Segment Start: RECORDED INFORMATION

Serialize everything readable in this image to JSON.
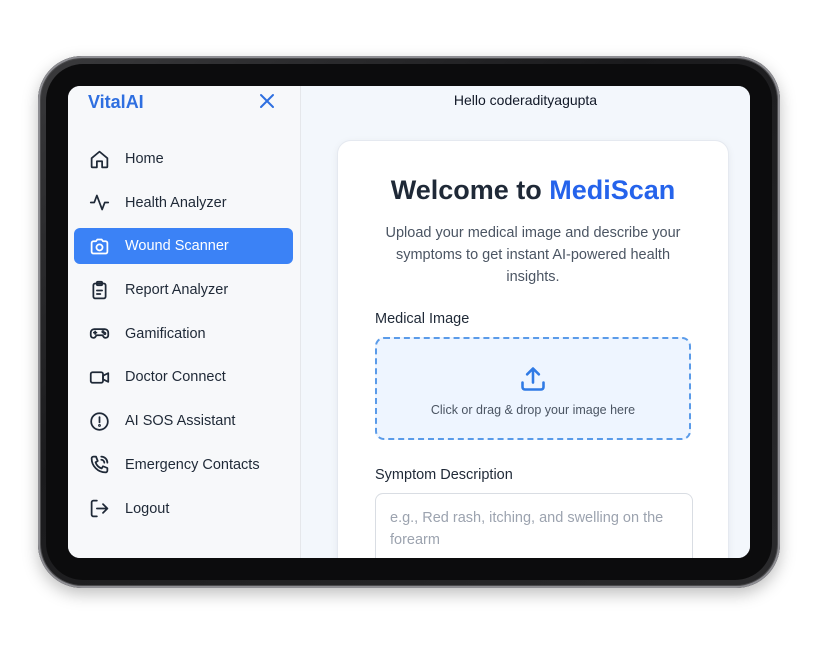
{
  "sidebar": {
    "brand": "VitalAI",
    "items": [
      {
        "label": "Home",
        "icon": "home-icon"
      },
      {
        "label": "Health Analyzer",
        "icon": "activity-icon"
      },
      {
        "label": "Wound Scanner",
        "icon": "camera-icon",
        "active": true
      },
      {
        "label": "Report Analyzer",
        "icon": "clipboard-icon"
      },
      {
        "label": "Gamification",
        "icon": "gamepad-icon"
      },
      {
        "label": "Doctor Connect",
        "icon": "video-icon"
      },
      {
        "label": "AI SOS Assistant",
        "icon": "alert-circle-icon"
      },
      {
        "label": "Emergency Contacts",
        "icon": "phone-call-icon"
      },
      {
        "label": "Logout",
        "icon": "logout-icon"
      }
    ]
  },
  "header": {
    "greeting": "Hello coderadityagupta"
  },
  "main": {
    "title_prefix": "Welcome to ",
    "title_accent": "MediScan",
    "subtitle": "Upload your medical image and describe your symptoms to get instant AI-powered health insights.",
    "image_label": "Medical Image",
    "dropzone_text": "Click or drag & drop your image here",
    "symptom_label": "Symptom Description",
    "symptom_placeholder": "e.g., Red rash, itching, and swelling on the forearm"
  },
  "colors": {
    "brand": "#2f6fe0",
    "active_nav": "#3b82f6",
    "accent": "#2563eb",
    "dropzone_border": "#5a9be9"
  }
}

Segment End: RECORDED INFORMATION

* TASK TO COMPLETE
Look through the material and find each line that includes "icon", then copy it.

* WRITTEN SOLUTION
        "icon": "home-icon"
        "icon": "activity-icon"
        "icon": "camera-icon",
        "icon": "clipboard-icon"
        "icon": "gamepad-icon"
        "icon": "video-icon"
        "icon": "alert-circle-icon"
        "icon": "phone-call-icon"
        "icon": "logout-icon"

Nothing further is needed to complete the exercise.